Apparently, both Volkswagen and Audi were accused of “using a defeat device on approximately 482,000 cars for cheating” during official emissions tests.
The software in question was used on the Volkswagen Beetle, Golf, Jetta and Audi A3 for the 2009-2015 model years and Volkswagen Passat 2014 model year and 2015 model year. All these vehicles are equipped with a 4-cylinder 2.0-litre turbodiesel engine and have a special software that was able to automatically detect when the car was undergoing EPA emissions testing and it turned on the car’s full emissions controls device. After that, the software switched off the device during real world driving.
This is the explanation given by EPA and they say the software allowed all those VW and Audi models to fully comply with the emissions standards during lab testing, but in real-word driving the nitrogen oxides emissions are up to 40 times above the allowable levels.
This is considered as a serious crime where under the current federal law, EPA can apply a maximum fine of $37,500 per car. This means Volkswagen and Audi could face a total fine of up to $18 billion for the alleged violations.
Following the shocking news, Prof Dr Martin Winterkorn, CEO of Volkwagen AG has released an official statement on the matter.
“The Board of Management at Volkswagen AG takes these findings very seriously. I personally am deeply sorry that we have broken the trust of our customers and the public. We will cooperate fully with the responsible agencies, with transparency and urgency, to clearly, openly, and completely establish all of the facts of this case. Volkswagen has ordered an external investigation of this matter.”

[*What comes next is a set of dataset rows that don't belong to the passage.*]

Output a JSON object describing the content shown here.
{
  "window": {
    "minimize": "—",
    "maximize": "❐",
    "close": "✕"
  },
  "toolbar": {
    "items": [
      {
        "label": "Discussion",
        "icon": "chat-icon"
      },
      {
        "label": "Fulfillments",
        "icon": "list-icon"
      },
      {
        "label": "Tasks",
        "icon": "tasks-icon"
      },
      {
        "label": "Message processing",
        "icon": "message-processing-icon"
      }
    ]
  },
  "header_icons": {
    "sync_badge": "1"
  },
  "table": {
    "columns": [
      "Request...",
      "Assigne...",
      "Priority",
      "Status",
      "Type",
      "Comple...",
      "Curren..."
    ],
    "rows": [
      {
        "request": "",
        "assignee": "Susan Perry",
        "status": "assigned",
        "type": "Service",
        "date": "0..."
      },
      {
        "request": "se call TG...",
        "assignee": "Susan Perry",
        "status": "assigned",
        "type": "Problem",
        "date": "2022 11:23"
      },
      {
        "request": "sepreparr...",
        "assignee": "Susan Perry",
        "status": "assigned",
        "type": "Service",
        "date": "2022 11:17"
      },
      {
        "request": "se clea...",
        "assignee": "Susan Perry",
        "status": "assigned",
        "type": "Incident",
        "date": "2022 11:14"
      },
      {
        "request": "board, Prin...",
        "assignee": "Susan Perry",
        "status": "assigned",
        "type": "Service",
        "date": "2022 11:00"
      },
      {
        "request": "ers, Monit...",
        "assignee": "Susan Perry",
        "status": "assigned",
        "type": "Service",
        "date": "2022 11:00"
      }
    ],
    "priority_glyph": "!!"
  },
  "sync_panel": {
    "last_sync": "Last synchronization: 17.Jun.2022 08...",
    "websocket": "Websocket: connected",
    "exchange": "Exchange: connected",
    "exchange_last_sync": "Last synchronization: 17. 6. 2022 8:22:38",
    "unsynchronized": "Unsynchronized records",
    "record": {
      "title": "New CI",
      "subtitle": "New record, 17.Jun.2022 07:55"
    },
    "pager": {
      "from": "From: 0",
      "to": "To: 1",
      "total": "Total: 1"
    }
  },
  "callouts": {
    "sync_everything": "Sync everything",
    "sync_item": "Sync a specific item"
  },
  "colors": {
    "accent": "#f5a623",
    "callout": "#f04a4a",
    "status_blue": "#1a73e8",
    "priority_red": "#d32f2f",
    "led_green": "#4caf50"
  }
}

“We do not and will not tolerate violations of any kind of our internal rules or of the law.”
“The trust of our customers and the public is and continues to be our most important asset. We at Volkswagen will do everything that must be done in order to re-establish the trust that so many people have placed in us, and we will do everything necessary in order to reverse the damage this has caused. This matter has first priority for me, personally, and for our entire Board of Management.”
At the moment, VW has halted sales on vehicles equipped with the 2.0-litre TDI diesel engine across the market in the U.S. Apart from that, the German automaker has also been barred from selling 2016 model-year vehicles that use this engine. Last year, VW diesel vehicles made up about 22% of all VW sales, which means these restrictions will have a big impact on the brand’s sales performance until they are approved for sale again.